### Exercise requirements
For the data below, please report each line where the word "Lelystad" is found.

Element data from apps and pages
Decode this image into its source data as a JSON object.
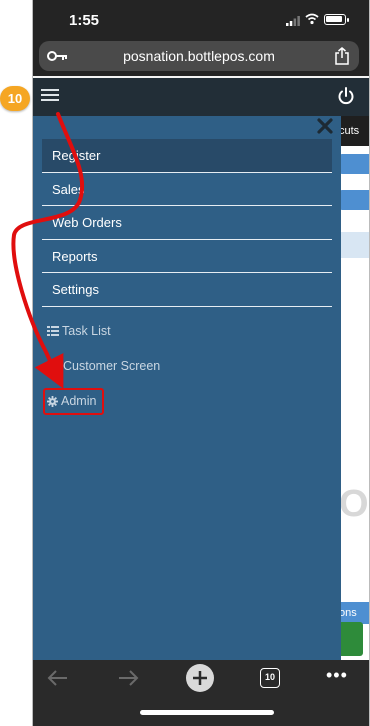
{
  "status_bar": {
    "time": "1:55"
  },
  "browser": {
    "url": "posnation.bottlepos.com",
    "tab_count": "10"
  },
  "side_menu": {
    "items": [
      {
        "label": "Register",
        "active": true
      },
      {
        "label": "Sales",
        "active": false
      },
      {
        "label": "Web Orders",
        "active": false
      },
      {
        "label": "Reports",
        "active": false
      },
      {
        "label": "Settings",
        "active": false
      }
    ],
    "secondary": {
      "task_list": "Task List",
      "customer_screen": "Customer Screen",
      "admin": "Admin"
    }
  },
  "background_page": {
    "shortcuts_label": "cuts",
    "options_label": "ons"
  },
  "annotation": {
    "step_number": "10"
  },
  "colors": {
    "nav_bar": "#222e37",
    "menu_background": "#2f5f86",
    "menu_active": "#284a68",
    "highlight": "#e00e0e",
    "step_badge": "#f5a623",
    "accent_blue": "#4e8fd1"
  },
  "icons": {
    "status": [
      "signal-icon",
      "wifi-icon",
      "battery-icon"
    ],
    "browser": [
      "key-icon",
      "share-icon"
    ],
    "nav": [
      "hamburger-icon",
      "power-icon"
    ],
    "menu": [
      "close-icon",
      "list-icon",
      "eye-icon",
      "gear-icon"
    ],
    "toolbar": [
      "back-icon",
      "forward-icon",
      "plus-icon",
      "tabs-icon",
      "more-icon"
    ]
  }
}
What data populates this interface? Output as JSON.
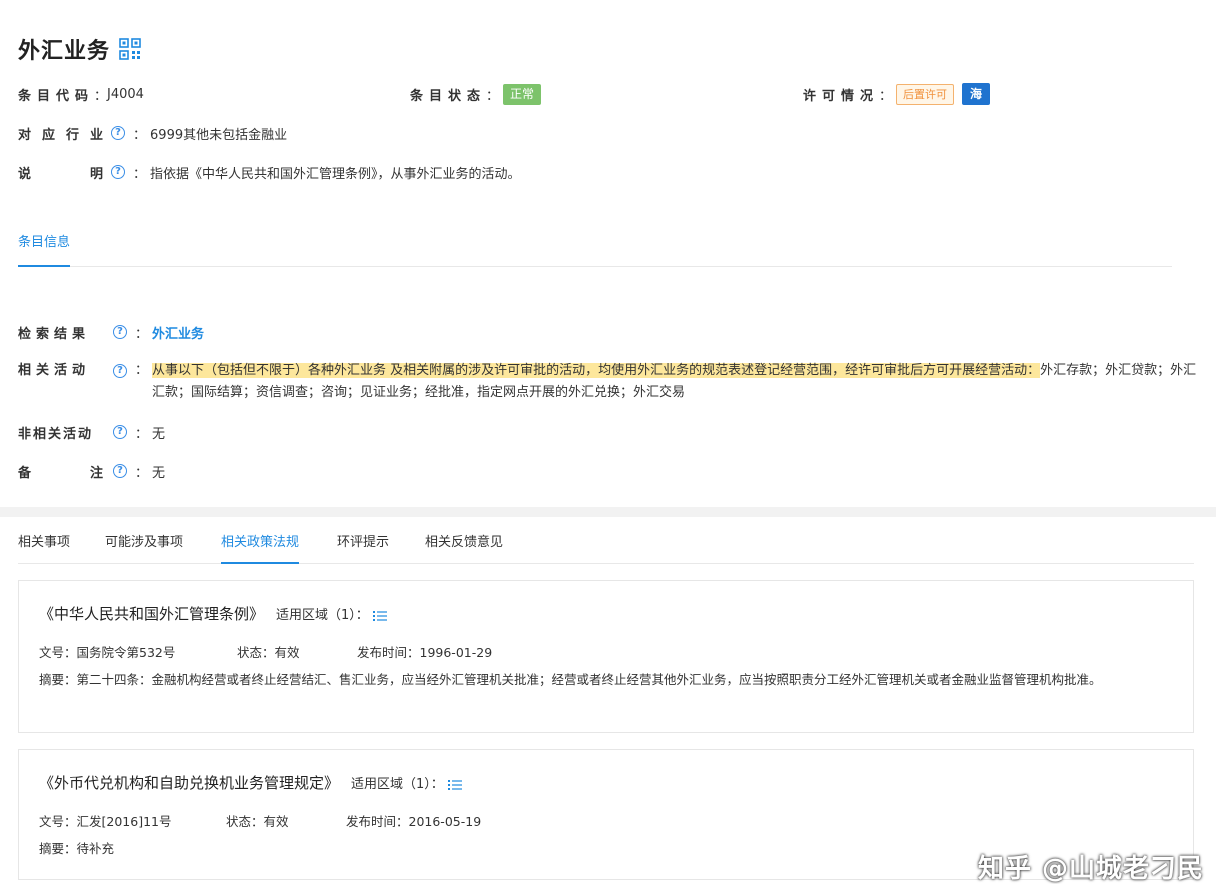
{
  "header": {
    "title": "外汇业务",
    "qr_icon": "qr-code-icon"
  },
  "meta": {
    "code_label": "条目代码",
    "code_value": "J4004",
    "status_label": "条目状态",
    "status_value": "正常",
    "status_color": "#7dc36b",
    "license_label": "许可情况",
    "license_value": "后置许可",
    "license_extra": "海",
    "license_extra_color": "#1f73cf"
  },
  "industry": {
    "label": "对应行业",
    "value": "6999其他未包括金融业"
  },
  "description": {
    "label_1": "说",
    "label_2": "明",
    "value": "指依据《中华人民共和国外汇管理条例》，从事外汇业务的活动。"
  },
  "section_tab": {
    "label": "条目信息"
  },
  "details": {
    "search_label": "检索结果",
    "search_value": "外汇业务",
    "related_label": "相关活动",
    "related_highlight": "从事以下（包括但不限于）各种外汇业务 及相关附属的涉及许可审批的活动，均使用外汇业务的规范表述登记经营范围，经许可审批后方可开展经营活动：",
    "related_rest": "外汇存款；外汇贷款；外汇汇款；国际结算；资信调查；咨询；见证业务；经批准，指定网点开展的外汇兑换；外汇交易",
    "nonrelated_label": "非相关活动",
    "nonrelated_value": "无",
    "remark_label_1": "备",
    "remark_label_2": "注",
    "remark_value": "无"
  },
  "tabs": [
    {
      "label": "相关事项"
    },
    {
      "label": "可能涉及事项"
    },
    {
      "label": "相关政策法规"
    },
    {
      "label": "环评提示"
    },
    {
      "label": "相关反馈意见"
    }
  ],
  "policies": [
    {
      "title": "《中华人民共和国外汇管理条例》",
      "area": "适用区域（1）：",
      "doc_no": "文号：国务院令第532号",
      "status": "状态：有效",
      "date": "发布时间：1996-01-29",
      "summary": "摘要：第二十四条：金融机构经营或者终止经营结汇、售汇业务，应当经外汇管理机关批准；经营或者终止经营其他外汇业务，应当按照职责分工经外汇管理机关或者金融业监督管理机构批准。"
    },
    {
      "title": "《外币代兑机构和自助兑换机业务管理规定》",
      "area": "适用区域（1）：",
      "doc_no": "文号：汇发[2016]11号",
      "status": "状态：有效",
      "date": "发布时间：2016-05-19",
      "summary": "摘要：待补充"
    }
  ],
  "watermark": "知乎 @山城老刁民",
  "accent_color": "#1f8ae0"
}
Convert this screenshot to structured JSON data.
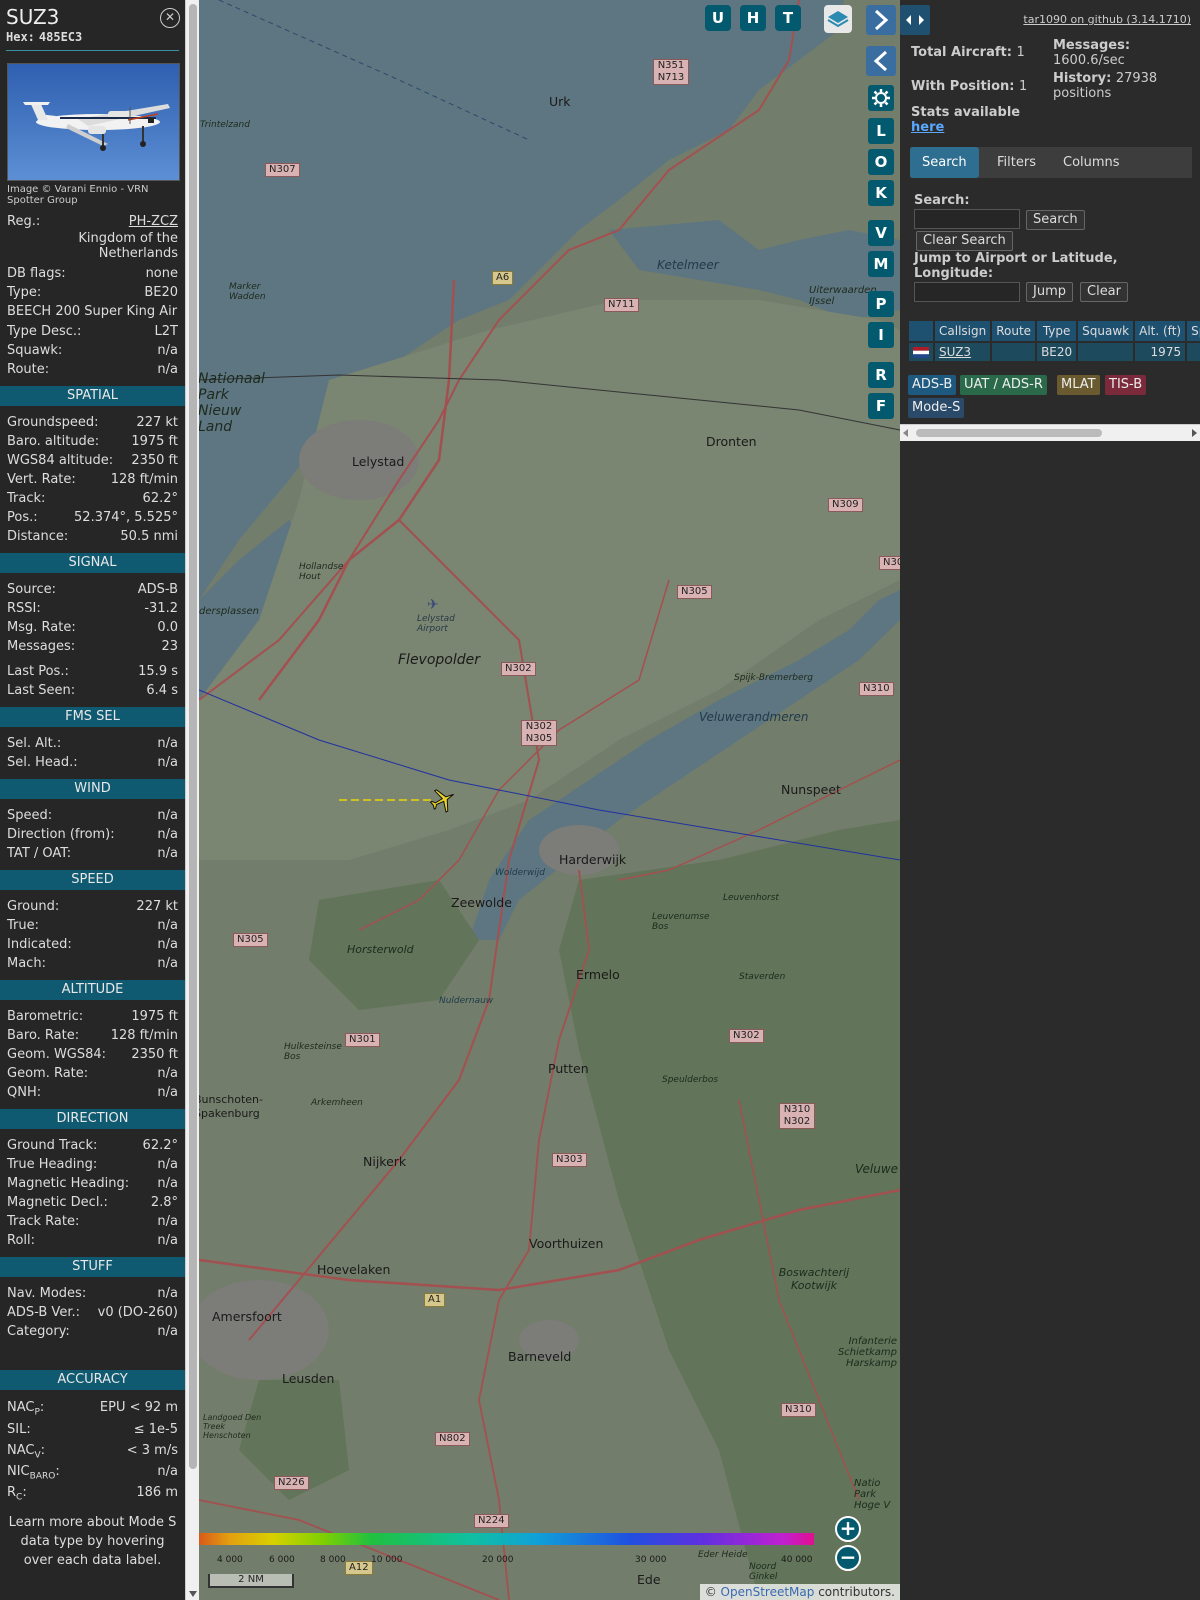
{
  "sidebar": {
    "callsign": "SUZ3",
    "hex_label": "Hex:",
    "hex": "485EC3",
    "photo_credit": "Image © Varani Ennio - VRN Spotter Group",
    "reg_label": "Reg.:",
    "reg": "PH-ZCZ",
    "country": "Kingdom of the Netherlands",
    "dbflags_label": "DB flags:",
    "dbflags": "none",
    "type_label": "Type:",
    "type": "BE20",
    "type_full": "BEECH 200 Super King Air",
    "typedesc_label": "Type Desc.:",
    "typedesc": "L2T",
    "squawk_label": "Squawk:",
    "squawk": "n/a",
    "route_label": "Route:",
    "route": "n/a",
    "sections": {
      "spatial": "SPATIAL",
      "signal": "SIGNAL",
      "fms": "FMS SEL",
      "wind": "WIND",
      "speed": "SPEED",
      "altitude": "ALTITUDE",
      "direction": "DIRECTION",
      "stuff": "STUFF",
      "accuracy": "ACCURACY"
    },
    "spatial": [
      {
        "label": "Groundspeed:",
        "value": "227 kt"
      },
      {
        "label": "Baro. altitude:",
        "value": "1975 ft"
      },
      {
        "label": "WGS84 altitude:",
        "value": "2350 ft"
      },
      {
        "label": "Vert. Rate:",
        "value": "128 ft/min"
      },
      {
        "label": "Track:",
        "value": "62.2°"
      },
      {
        "label": "Pos.:",
        "value": "52.374°, 5.525°"
      },
      {
        "label": "Distance:",
        "value": "50.5 nmi"
      }
    ],
    "signal": [
      {
        "label": "Source:",
        "value": "ADS-B"
      },
      {
        "label": "RSSI:",
        "value": "-31.2"
      },
      {
        "label": "Msg. Rate:",
        "value": "0.0"
      },
      {
        "label": "Messages:",
        "value": "23"
      }
    ],
    "signal2": [
      {
        "label": "Last Pos.:",
        "value": "15.9 s"
      },
      {
        "label": "Last Seen:",
        "value": "6.4 s"
      }
    ],
    "fms": [
      {
        "label": "Sel. Alt.:",
        "value": "n/a"
      },
      {
        "label": "Sel. Head.:",
        "value": "n/a"
      }
    ],
    "wind": [
      {
        "label": "Speed:",
        "value": "n/a"
      },
      {
        "label": "Direction (from):",
        "value": "n/a"
      },
      {
        "label": "TAT / OAT:",
        "value": "n/a"
      }
    ],
    "speed": [
      {
        "label": "Ground:",
        "value": "227 kt"
      },
      {
        "label": "True:",
        "value": "n/a"
      },
      {
        "label": "Indicated:",
        "value": "n/a"
      },
      {
        "label": "Mach:",
        "value": "n/a"
      }
    ],
    "altitude": [
      {
        "label": "Barometric:",
        "value": "1975 ft"
      },
      {
        "label": "Baro. Rate:",
        "value": "128 ft/min"
      },
      {
        "label": "Geom. WGS84:",
        "value": "2350 ft"
      },
      {
        "label": "Geom. Rate:",
        "value": "n/a"
      },
      {
        "label": "QNH:",
        "value": "n/a"
      }
    ],
    "direction": [
      {
        "label": "Ground Track:",
        "value": "62.2°"
      },
      {
        "label": "True Heading:",
        "value": "n/a"
      },
      {
        "label": "Magnetic Heading:",
        "value": "n/a"
      },
      {
        "label": "Magnetic Decl.:",
        "value": "2.8°"
      },
      {
        "label": "Track Rate:",
        "value": "n/a"
      },
      {
        "label": "Roll:",
        "value": "n/a"
      }
    ],
    "stuff": [
      {
        "label": "Nav. Modes:",
        "value": "n/a"
      },
      {
        "label": "ADS-B Ver.:",
        "value": "v0 (DO-260)"
      },
      {
        "label": "Category:",
        "value": "n/a"
      }
    ],
    "accuracy": {
      "nacp_base": "NAC",
      "nacp_sub": "P",
      "nacp_value": "EPU < 92 m",
      "sil_label": "SIL:",
      "sil_value": "≤ 1e-5",
      "nacv_base": "NAC",
      "nacv_sub": "V",
      "nacv_value": "< 3 m/s",
      "nic_base": "NIC",
      "nic_sub": "BARO",
      "nic_value": "n/a",
      "rc_base": "R",
      "rc_sub": "C",
      "rc_value": "186 m"
    },
    "footer": "Learn more about Mode S data type by hovering over each data label."
  },
  "map": {
    "buttons_top": [
      "U",
      "H",
      "T"
    ],
    "buttons_side": [
      "L",
      "O",
      "K",
      "V",
      "M",
      "P",
      "I",
      "R",
      "F"
    ],
    "labels": {
      "urk": "Urk",
      "lelystad": "Lelystad",
      "dronten": "Dronten",
      "flevopolder": "Flevopolder",
      "harderwijk": "Harderwijk",
      "zeewolde": "Zeewolde",
      "ermelo": "Ermelo",
      "putten": "Putten",
      "nijkerk": "Nijkerk",
      "voorthuizen": "Voorthuizen",
      "hoevelaken": "Hoevelaken",
      "amersfoort": "Amersfoort",
      "barneveld": "Barneveld",
      "leusden": "Leusden",
      "ede": "Ede",
      "nunspeet": "Nunspeet",
      "ketelmeer": "Ketelmeer",
      "veluwerandmeren": "Veluwerandmeren",
      "horsterwold": "Horsterwold",
      "markerwadden": "Marker Wadden",
      "trintelzand": "Trintelzand",
      "nationaal": "Nationaal Park Nieuw Land",
      "hollandse": "Hollandse Hout",
      "lelystad_airport": "Lelystad Airport",
      "spijk": "Spijk-Bremerberg",
      "leuvenhorst": "Leuvenhorst",
      "leuvenumse": "Leuvenumse Bos",
      "staverden": "Staverden",
      "speulderbos": "Speulderbos",
      "boswachterij": "Boswachterij Kootwijk",
      "arkemheen": "Arkemheen",
      "bunschoten": "Bunschoten-Spakenburg",
      "hulkesteinse": "Hulkesteinse Bos",
      "uiterwaarden": "Uiterwaarden IJssel",
      "dersplassen": "dersplassen",
      "veluwe": "Veluwe",
      "infanterie": "Infanterie Schietkamp Harskamp",
      "langoed": "Landgoed Den Treek Henschoten",
      "nationaal2": "Natio Park Hoge V",
      "nuldernauw": "Nuldernauw",
      "wolderwijd": "Wolderwijd",
      "eder": "Eder Heide",
      "noord": "Noord Ginkel"
    },
    "roads": [
      "N307",
      "N351 N713",
      "A6",
      "N711",
      "N309",
      "N305",
      "N302",
      "N302 N305",
      "N305",
      "N301",
      "N303",
      "N302",
      "N310 N302",
      "A1",
      "N310",
      "N802",
      "N226",
      "N224",
      "A12",
      "N310",
      "N30"
    ],
    "colorbar_ticks": [
      "4 000",
      "6 000",
      "8 000",
      "10 000",
      "20 000",
      "30 000",
      "40 000"
    ],
    "scale": "2 NM",
    "attribution_prefix": "© ",
    "attribution_link": "OpenStreetMap",
    "attribution_suffix": " contributors."
  },
  "right": {
    "github": "tar1090 on github (3.14.1710)",
    "total_label": "Total Aircraft:",
    "total_value": "1",
    "withpos_label": "With Position:",
    "withpos_value": "1",
    "stats_label": "Stats available",
    "stats_link": "here",
    "messages_label": "Messages:",
    "messages_value": "1600.6/sec",
    "history_label": "History:",
    "history_value": "27938 positions",
    "tabs": [
      "Search",
      "Filters",
      "Columns"
    ],
    "search_label": "Search:",
    "search_btn": "Search",
    "clear_search_btn": "Clear Search",
    "jump_label": "Jump to Airport or Latitude, Longitude:",
    "jump_btn": "Jump",
    "clear_btn": "Clear",
    "table": {
      "headers": [
        "",
        "Callsign",
        "Route",
        "Type",
        "Squawk",
        "Alt. (ft)",
        "Spd."
      ],
      "row": {
        "callsign": "SUZ3",
        "route": "",
        "type": "BE20",
        "squawk": "",
        "alt": "1975",
        "spd": ""
      }
    },
    "legend": [
      {
        "label": "ADS-B",
        "color": "#1e5a80"
      },
      {
        "label": "UAT / ADS-R",
        "color": "#2a6a4a"
      },
      {
        "label": "MLAT",
        "color": "#6a5a30"
      },
      {
        "label": "TIS-B",
        "color": "#7a2a3a"
      },
      {
        "label": "Mode-S",
        "color": "#2a4a6a"
      }
    ]
  }
}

### Solved exercise
      "lelystad": "Lelystad",
      "lelystad_airport": "Lelystad Airport",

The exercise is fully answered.